The first release candidate for Go 1.22 is out, which means it’s almost time for the final release and it is time for me to blog about what I worked on this cycle. As usual, my contributions were small, but they were mine, so I’m going to talk about them from a behind-the-scenes perspective. First up is reflect.TypeFor.

Here is the entire function:

// TypeFor returns the [Type] that represents the type argument T.
func TypeFor[T any]() Type {
	return TypeOf((*T)(nil)).Elem()
}

Pretty simple! The test code was about ten times longer than the actual function itself.

The use of this function is when you want to create a reflect.Type object for a certain type, like var intType = reflect.TypeFor[int]() or var errorType = reflect.TypeFor[error]().

The proposal to add this to the reflect package was opened by Josh Bleecher Snyder. It marks yet another step in the ongoing march of generics through the standard library.

The hardest part of this proposal was probably coming up with the right name for the function. reflect.TypeOf would be the most natural name for the function, but it’s already taken by the existing function for creating a reflect.Type object. Alternatives considered include:

  • StaticTypeOf
  • MakeType
  • TypeOfT
  • TypeFrom
  • GetType
  • AsType
  • ToType
  • NewType
  • TheType
  • Types
  • ConstantType
  • T

Naming things remains one of the two hard problems in computer science.

I tossed out the winning name, but at that point we were just going through a list of all possible adjectives and prepositions, so someone was going to hit on TypeFor eventually.

I am, in general, opposed to the “useless use of generics” in which a generic function is used even when it doesn’t add any type safety and has no or minimal length savings. For example, making a generic version of json.Marshal would be a useless use of generics because it doesn’t actually add any type safety. However, in this case, the right way to build a reflect.Type for an interface is fairly obscure, so I think it was worth adding.
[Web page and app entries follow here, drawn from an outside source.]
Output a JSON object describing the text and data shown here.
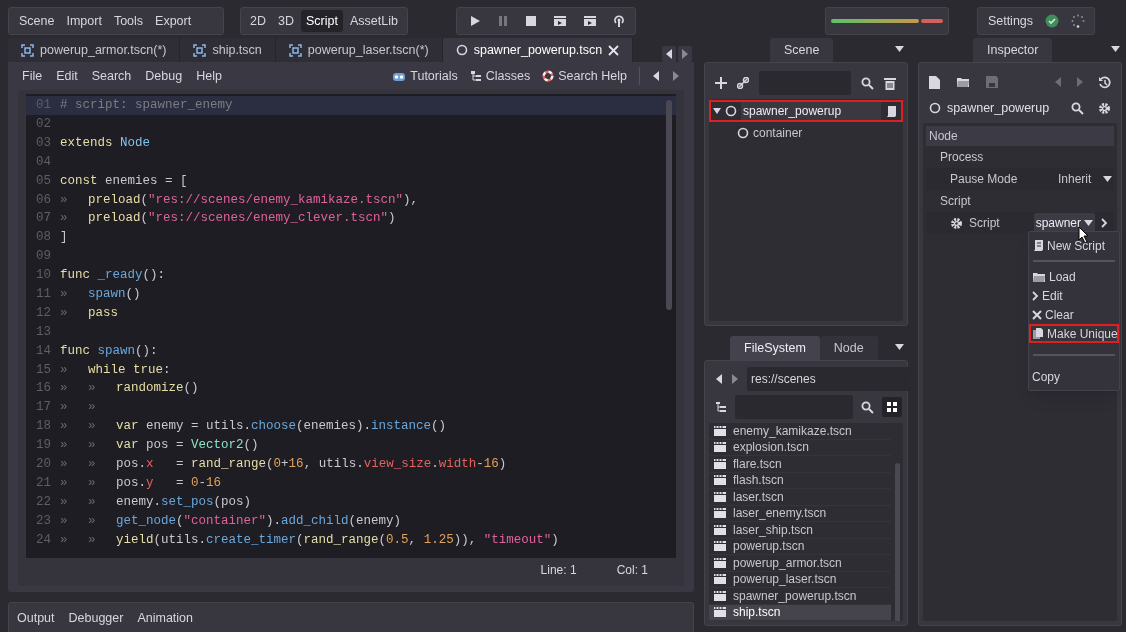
{
  "menu": [
    "Scene",
    "Import",
    "Tools",
    "Export"
  ],
  "modes": [
    {
      "label": "2D",
      "selected": false
    },
    {
      "label": "3D",
      "selected": false
    },
    {
      "label": "Script",
      "selected": true
    },
    {
      "label": "AssetLib",
      "selected": false
    }
  ],
  "settings": {
    "label": "Settings"
  },
  "file_tabs": [
    {
      "kind": "scene",
      "label": "powerup_armor.tscn(*)",
      "selected": false
    },
    {
      "kind": "scene",
      "label": "ship.tscn",
      "selected": false
    },
    {
      "kind": "scene",
      "label": "powerup_laser.tscn(*)",
      "selected": false
    },
    {
      "kind": "script",
      "label": "spawner_powerup.tscn",
      "selected": true
    }
  ],
  "script_menu": [
    "File",
    "Edit",
    "Search",
    "Debug",
    "Help"
  ],
  "script_tools": [
    {
      "kind": "tutorials",
      "label": "Tutorials"
    },
    {
      "kind": "classes",
      "label": "Classes"
    },
    {
      "kind": "help",
      "label": "Search Help"
    }
  ],
  "code": [
    {
      "num": "01",
      "current": true,
      "tokens": [
        {
          "kind": "comment",
          "text": "# script: spawner_enemy"
        }
      ]
    },
    {
      "num": "02",
      "current": false
    },
    {
      "num": "03",
      "current": false,
      "tokens": [
        {
          "kind": "keyword",
          "text": "extends"
        },
        {
          "kind": "type",
          "text": " Node"
        }
      ]
    },
    {
      "num": "04",
      "current": false
    },
    {
      "num": "05",
      "current": false,
      "tokens": [
        {
          "kind": "keyword",
          "text": "const"
        },
        {
          "kind": "plain",
          "text": " enemies = ["
        }
      ]
    },
    {
      "num": "06",
      "current": false,
      "tokens": [
        {
          "kind": "tab",
          "text": "»"
        },
        {
          "kind": "keyword",
          "text": "preload"
        },
        {
          "kind": "plain",
          "text": "("
        },
        {
          "kind": "string",
          "text": "\"res://scenes/enemy_kamikaze.tscn\""
        },
        {
          "kind": "plain",
          "text": "),"
        }
      ]
    },
    {
      "num": "07",
      "current": false,
      "tokens": [
        {
          "kind": "tab",
          "text": "»"
        },
        {
          "kind": "keyword",
          "text": "preload"
        },
        {
          "kind": "plain",
          "text": "("
        },
        {
          "kind": "string",
          "text": "\"res://scenes/enemy_clever.tscn\""
        },
        {
          "kind": "plain",
          "text": ")"
        }
      ]
    },
    {
      "num": "08",
      "current": false,
      "tokens": [
        {
          "kind": "plain",
          "text": "]"
        }
      ]
    },
    {
      "num": "09",
      "current": false
    },
    {
      "num": "10",
      "current": false,
      "tokens": [
        {
          "kind": "keyword",
          "text": "func"
        },
        {
          "kind": "function",
          "text": " _ready"
        },
        {
          "kind": "plain",
          "text": "():"
        }
      ]
    },
    {
      "num": "11",
      "current": false,
      "tokens": [
        {
          "kind": "tab",
          "text": "»"
        },
        {
          "kind": "function",
          "text": "spawn"
        },
        {
          "kind": "plain",
          "text": "()"
        }
      ]
    },
    {
      "num": "12",
      "current": false,
      "tokens": [
        {
          "kind": "tab",
          "text": "»"
        },
        {
          "kind": "keyword",
          "text": "pass"
        }
      ]
    },
    {
      "num": "13",
      "current": false
    },
    {
      "num": "14",
      "current": false,
      "tokens": [
        {
          "kind": "keyword",
          "text": "func"
        },
        {
          "kind": "function",
          "text": " spawn"
        },
        {
          "kind": "plain",
          "text": "():"
        }
      ]
    },
    {
      "num": "15",
      "current": false,
      "tokens": [
        {
          "kind": "tab",
          "text": "»"
        },
        {
          "kind": "keyword",
          "text": "while true"
        },
        {
          "kind": "plain",
          "text": ":"
        }
      ]
    },
    {
      "num": "16",
      "current": false,
      "tokens": [
        {
          "kind": "tab",
          "text": "»"
        },
        {
          "kind": "tab",
          "text": "»"
        },
        {
          "kind": "keyword",
          "text": "randomize"
        },
        {
          "kind": "plain",
          "text": "()"
        }
      ]
    },
    {
      "num": "17",
      "current": false,
      "tokens": [
        {
          "kind": "tab",
          "text": "»"
        },
        {
          "kind": "tab",
          "text": "»"
        }
      ]
    },
    {
      "num": "18",
      "current": false,
      "tokens": [
        {
          "kind": "tab",
          "text": "»"
        },
        {
          "kind": "tab",
          "text": "»"
        },
        {
          "kind": "keyword",
          "text": "var"
        },
        {
          "kind": "plain",
          "text": " enemy = utils."
        },
        {
          "kind": "function",
          "text": "choose"
        },
        {
          "kind": "plain",
          "text": "(enemies)."
        },
        {
          "kind": "function",
          "text": "instance"
        },
        {
          "kind": "plain",
          "text": "()"
        }
      ]
    },
    {
      "num": "19",
      "current": false,
      "tokens": [
        {
          "kind": "tab",
          "text": "»"
        },
        {
          "kind": "tab",
          "text": "»"
        },
        {
          "kind": "keyword",
          "text": "var"
        },
        {
          "kind": "plain",
          "text": " pos = "
        },
        {
          "kind": "class",
          "text": "Vector2"
        },
        {
          "kind": "plain",
          "text": "()"
        }
      ]
    },
    {
      "num": "20",
      "current": false,
      "tokens": [
        {
          "kind": "tab",
          "text": "»"
        },
        {
          "kind": "tab",
          "text": "»"
        },
        {
          "kind": "plain",
          "text": "pos."
        },
        {
          "kind": "member",
          "text": "x"
        },
        {
          "kind": "plain",
          "text": "   = "
        },
        {
          "kind": "keyword",
          "text": "rand_range"
        },
        {
          "kind": "plain",
          "text": "("
        },
        {
          "kind": "number",
          "text": "0"
        },
        {
          "kind": "plain",
          "text": "+"
        },
        {
          "kind": "number",
          "text": "16"
        },
        {
          "kind": "plain",
          "text": ", utils."
        },
        {
          "kind": "member",
          "text": "view_size"
        },
        {
          "kind": "plain",
          "text": "."
        },
        {
          "kind": "member",
          "text": "width"
        },
        {
          "kind": "plain",
          "text": "-"
        },
        {
          "kind": "number",
          "text": "16"
        },
        {
          "kind": "plain",
          "text": ")"
        }
      ]
    },
    {
      "num": "21",
      "current": false,
      "tokens": [
        {
          "kind": "tab",
          "text": "»"
        },
        {
          "kind": "tab",
          "text": "»"
        },
        {
          "kind": "plain",
          "text": "pos."
        },
        {
          "kind": "member",
          "text": "y"
        },
        {
          "kind": "plain",
          "text": "   = "
        },
        {
          "kind": "number",
          "text": "0"
        },
        {
          "kind": "plain",
          "text": "-"
        },
        {
          "kind": "number",
          "text": "16"
        }
      ]
    },
    {
      "num": "22",
      "current": false,
      "tokens": [
        {
          "kind": "tab",
          "text": "»"
        },
        {
          "kind": "tab",
          "text": "»"
        },
        {
          "kind": "plain",
          "text": "enemy."
        },
        {
          "kind": "function",
          "text": "set_pos"
        },
        {
          "kind": "plain",
          "text": "(pos)"
        }
      ]
    },
    {
      "num": "23",
      "current": false,
      "tokens": [
        {
          "kind": "tab",
          "text": "»"
        },
        {
          "kind": "tab",
          "text": "»"
        },
        {
          "kind": "function",
          "text": "get_node"
        },
        {
          "kind": "plain",
          "text": "("
        },
        {
          "kind": "string",
          "text": "\"container\""
        },
        {
          "kind": "plain",
          "text": ")."
        },
        {
          "kind": "function",
          "text": "add_child"
        },
        {
          "kind": "plain",
          "text": "(enemy)"
        }
      ]
    },
    {
      "num": "24",
      "current": false,
      "tokens": [
        {
          "kind": "tab",
          "text": "»"
        },
        {
          "kind": "tab",
          "text": "»"
        },
        {
          "kind": "keyword",
          "text": "yield"
        },
        {
          "kind": "plain",
          "text": "(utils."
        },
        {
          "kind": "function",
          "text": "create_timer"
        },
        {
          "kind": "plain",
          "text": "("
        },
        {
          "kind": "keyword",
          "text": "rand_range"
        },
        {
          "kind": "plain",
          "text": "("
        },
        {
          "kind": "number",
          "text": "0.5"
        },
        {
          "kind": "plain",
          "text": ", "
        },
        {
          "kind": "number",
          "text": "1.25"
        },
        {
          "kind": "plain",
          "text": ")), "
        },
        {
          "kind": "string",
          "text": "\"timeout\""
        },
        {
          "kind": "plain",
          "text": ")"
        }
      ]
    }
  ],
  "editor_status": {
    "line": "Line: 1",
    "col": "Col: 1"
  },
  "bottom_tabs": [
    "Output",
    "Debugger",
    "Animation"
  ],
  "scene_dock": {
    "tab": "Scene",
    "tree": [
      {
        "label": "spawner_powerup",
        "expanded": true,
        "highlighted": true,
        "children": [
          {
            "label": "container",
            "highlighted": false
          }
        ]
      }
    ]
  },
  "file_dock": {
    "tabs": [
      {
        "label": "FileSystem",
        "selected": true
      },
      {
        "label": "Node",
        "selected": false
      }
    ],
    "path": "res://scenes",
    "files": [
      {
        "label": "enemy_kamikaze.tscn",
        "selected": false
      },
      {
        "label": "explosion.tscn",
        "selected": false
      },
      {
        "label": "flare.tscn",
        "selected": false
      },
      {
        "label": "flash.tscn",
        "selected": false
      },
      {
        "label": "laser.tscn",
        "selected": false
      },
      {
        "label": "laser_enemy.tscn",
        "selected": false
      },
      {
        "label": "laser_ship.tscn",
        "selected": false
      },
      {
        "label": "powerup.tscn",
        "selected": false
      },
      {
        "label": "powerup_armor.tscn",
        "selected": false
      },
      {
        "label": "powerup_laser.tscn",
        "selected": false
      },
      {
        "label": "spawner_powerup.tscn",
        "selected": false
      },
      {
        "label": "ship.tscn",
        "selected": true
      }
    ]
  },
  "inspector": {
    "tab": "Inspector",
    "object": "spawner_powerup",
    "rows": [
      {
        "kind": "section",
        "label": "Node"
      },
      {
        "kind": "category",
        "label": "Process"
      },
      {
        "kind": "property",
        "label": "Pause Mode",
        "value": "Inherit"
      },
      {
        "kind": "category",
        "label": "Script"
      },
      {
        "kind": "resource",
        "label": "Script",
        "value": "spawner"
      }
    ]
  },
  "popup_menu": [
    {
      "label": "New Script",
      "separator_before": false,
      "highlighted": false
    },
    {
      "label": "Load",
      "separator_before": true,
      "highlighted": false
    },
    {
      "label": "Edit",
      "separator_before": false,
      "highlighted": false
    },
    {
      "label": "Clear",
      "separator_before": false,
      "highlighted": false
    },
    {
      "label": "Make Unique",
      "separator_before": false,
      "highlighted": true
    },
    {
      "label": "Copy",
      "separator_before": true,
      "highlighted": false
    }
  ]
}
The issue goes back to the First Law of Reflection in Go: “Reflection goes from interface value to reflection object.” When you call reflect.TypeOf(0), you get what you expect: a reflect.Type object for the type int. But if you call reflect.TypeOf(err) you may be surprised by what you get. Instead of getting an object containing the type error, you get an object with the underlying concrete type of err. That is because error is an interface value, and when you call a function in Go, interface parameters of functions are converted as needed, so the error interface is lost and only the concrete value is visible to reflect.TypeOf. Worse, if err is nil, you get a nil back from reflect.TypeOf.

Chris Siebenmann wrote a good explanation of what’s going on and how to work around it:
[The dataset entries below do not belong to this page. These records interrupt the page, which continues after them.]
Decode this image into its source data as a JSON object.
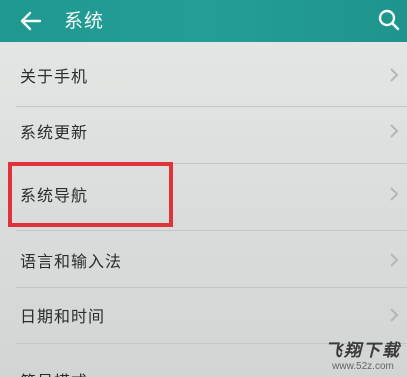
{
  "header": {
    "title": "系统",
    "back_icon": "arrow-left-icon",
    "search_icon": "search-icon"
  },
  "menu": {
    "items": [
      {
        "label": "关于手机"
      },
      {
        "label": "系统更新"
      },
      {
        "label": "系统导航"
      },
      {
        "label": "语言和输入法"
      },
      {
        "label": "日期和时间"
      },
      {
        "label": "简易模式"
      }
    ],
    "highlighted_item": "系统导航",
    "chevron_icon": "chevron-right-icon"
  },
  "watermark": {
    "text": "飞翔下载",
    "url": "www.52z.com"
  },
  "colors": {
    "appbar": "#219a92",
    "background": "#dcdedd",
    "highlight": "#e0323a"
  }
}
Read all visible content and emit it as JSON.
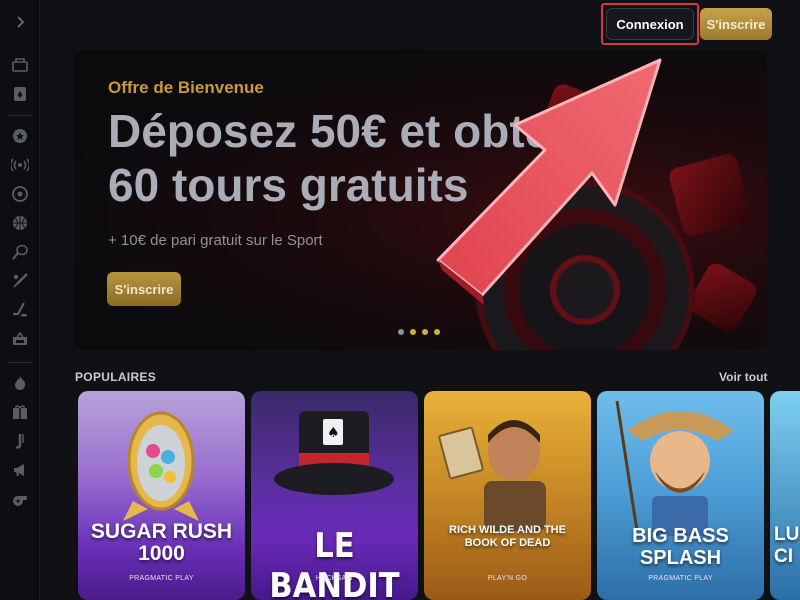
{
  "header": {
    "login_label": "Connexion",
    "signup_label": "S'inscrire"
  },
  "sidebar": {
    "icons": [
      "chevron-right-icon",
      "casino-icon",
      "cards-icon",
      "star-icon",
      "live-icon",
      "soccer-icon",
      "basketball-icon",
      "tennis-icon",
      "baseball-icon",
      "hockey-icon",
      "arena-icon",
      "fire-icon",
      "gift-icon",
      "juventus-icon",
      "megaphone-icon",
      "whistle-icon"
    ]
  },
  "banner": {
    "offer": "Offre de Bienvenue",
    "headline": "Déposez 50€ et obtenez\n60 tours gratuits",
    "subline": "+ 10€ de pari gratuit sur le Sport",
    "cta_label": "S'inscrire",
    "slides": 4,
    "active_slide": 1
  },
  "section": {
    "title": "POPULAIRES",
    "see_all": "Voir tout"
  },
  "games": [
    {
      "title": "SUGAR RUSH\n1000",
      "provider": "PRAGMATIC PLAY"
    },
    {
      "title": "LE BANDIT",
      "provider": "HACKSAW"
    },
    {
      "title": "RICH WILDE AND THE\nBOOK OF DEAD",
      "provider": "PLAY'N GO"
    },
    {
      "title": "BIG BASS\nSPLASH",
      "provider": "PRAGMATIC PLAY"
    },
    {
      "title": "LU\nCI",
      "provider": ""
    }
  ],
  "colors": {
    "accent_gold": "#c99a36",
    "highlight_red": "#d4353f",
    "background": "#101115"
  }
}
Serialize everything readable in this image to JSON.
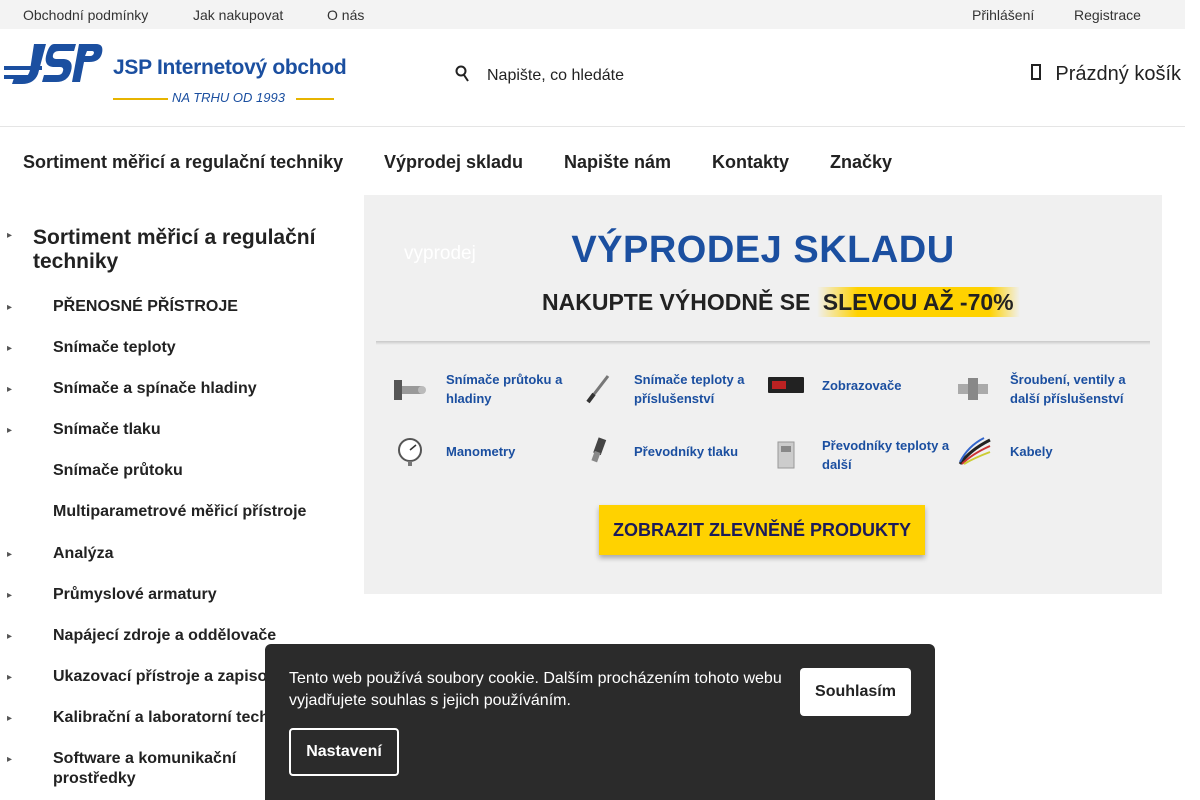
{
  "topbar": {
    "links": [
      "Obchodní podmínky",
      "Jak nakupovat",
      "O nás"
    ],
    "login": "Přihlášení",
    "register": "Registrace"
  },
  "header": {
    "logo_title": "JSP Internetový obchod",
    "logo_subtitle": "NA TRHU OD 1993",
    "search_placeholder": "Napište, co hledáte",
    "search_icon": "search-icon",
    "cart_label": "Prázdný košík",
    "cart_icon": "cart-icon"
  },
  "mainnav": [
    "Sortiment měřicí a regulační techniky",
    "Výprodej skladu",
    "Napište nám",
    "Kontakty",
    "Značky"
  ],
  "sidebar": {
    "heading": "Sortiment měřicí a regulační techniky",
    "items": [
      {
        "label": "PŘENOSNÉ PŘÍSTROJE",
        "arrow": true
      },
      {
        "label": "Snímače teploty",
        "arrow": true
      },
      {
        "label": "Snímače a spínače hladiny",
        "arrow": true
      },
      {
        "label": "Snímače tlaku",
        "arrow": true
      },
      {
        "label": "Snímače průtoku",
        "arrow": false
      },
      {
        "label": "Multiparametrové měřicí přístroje",
        "arrow": false
      },
      {
        "label": "Analýza",
        "arrow": true
      },
      {
        "label": "Průmyslové armatury",
        "arrow": true
      },
      {
        "label": "Napájecí zdroje a oddělovače",
        "arrow": true
      },
      {
        "label": "Ukazovací přístroje a zapisovače",
        "arrow": true
      },
      {
        "label": "Kalibrační a laboratorní technika",
        "arrow": true
      },
      {
        "label": "Software a komunikační prostředky",
        "arrow": true
      }
    ]
  },
  "banner": {
    "alt_text": "vyprodej",
    "title": "VÝPRODEJ SKLADU",
    "subtitle_prefix": "NAKUPTE VÝHODNĚ SE ",
    "subtitle_highlight": "SLEVOU AŽ -70%",
    "categories": [
      "Snímače průtoku a hladiny",
      "Snímače teploty a příslušenství",
      "Zobrazovače",
      "Šroubení, ventily a další příslušenství",
      "Manometry",
      "Převodníky tlaku",
      "Převodníky teploty a další",
      "Kabely"
    ],
    "button": "ZOBRAZIT ZLEVNĚNÉ PRODUKTY"
  },
  "cookie": {
    "text": "Tento web používá soubory cookie. Dalším procházením tohoto webu vyjadřujete souhlas s jejich používáním.",
    "accept": "Souhlasím",
    "settings": "Nastavení"
  },
  "colors": {
    "brand_blue": "#1b4fa0",
    "accent_yellow": "#ffd200",
    "cookie_bg": "#2b2b2b"
  }
}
Because reflect.TypeOf() is passed an ‘interface{}’ (these days also known as ‘any’), it can’t directly give you the reflect.Type of an interface, because that interface type will be lost when it’s converted to ‘interface{}’. Instead reflect.TypeOf() returns the underlying non-interface type (or nil). As we’ve seen in the context of ‘nil’ being only sort of typed, to get around this you must pass a pointer to the interface (well, a value of the interface), get back the type ‘pointer to ’, and then dereference to the original type through reflect again…

Before Go 1.22, the solution if you wanted to create reflect.Type for an interface was to call reflect.TypeOf((*TheInterface)(nil)).Elem(). This worked, but it was not very intuitive. I know I struggled to figure it out in my own code that uses the reflect package.

When reflect.TypeFor was proposed, there was also an alternate proposal which would have added a generic version of the reflect.ValueOf function too. I argued in the issue comments that this would be a mistake:

A cursory look at just the standard library reveals dozens of places where reflect.T[whatever]() could be substituted in for greater clarity. reflect.GenericValueOf is harder to qualify because there are a few places where the interface type was clearly what was wanted, but in a lot of cases, the underlying concrete type is the target. Adding reflect.GenericValueOf will add a level of ambiguity when reading code: Does the author really want the interface type here or did they just see generics and assume this function is newer and therefore better? It adds a second way of doing things without being 100% clear about what’s intended. So I’m leaning towards +1 on reflect.T but +0 on reflect.GenericValueOf.

Sometimes the best thing about the Go standard library is all the things that get left out. reflect.GenericValueOf would have crossed the fuzzy line into “useless use of generics” in my opinion.

So that’s the story of reflect.TypeFor. There’s a story behind every function in the standard library. See the next entry in this series for the story behind slices.Concat and subscribe to sign up to be notified for cmp.Or, coming soon.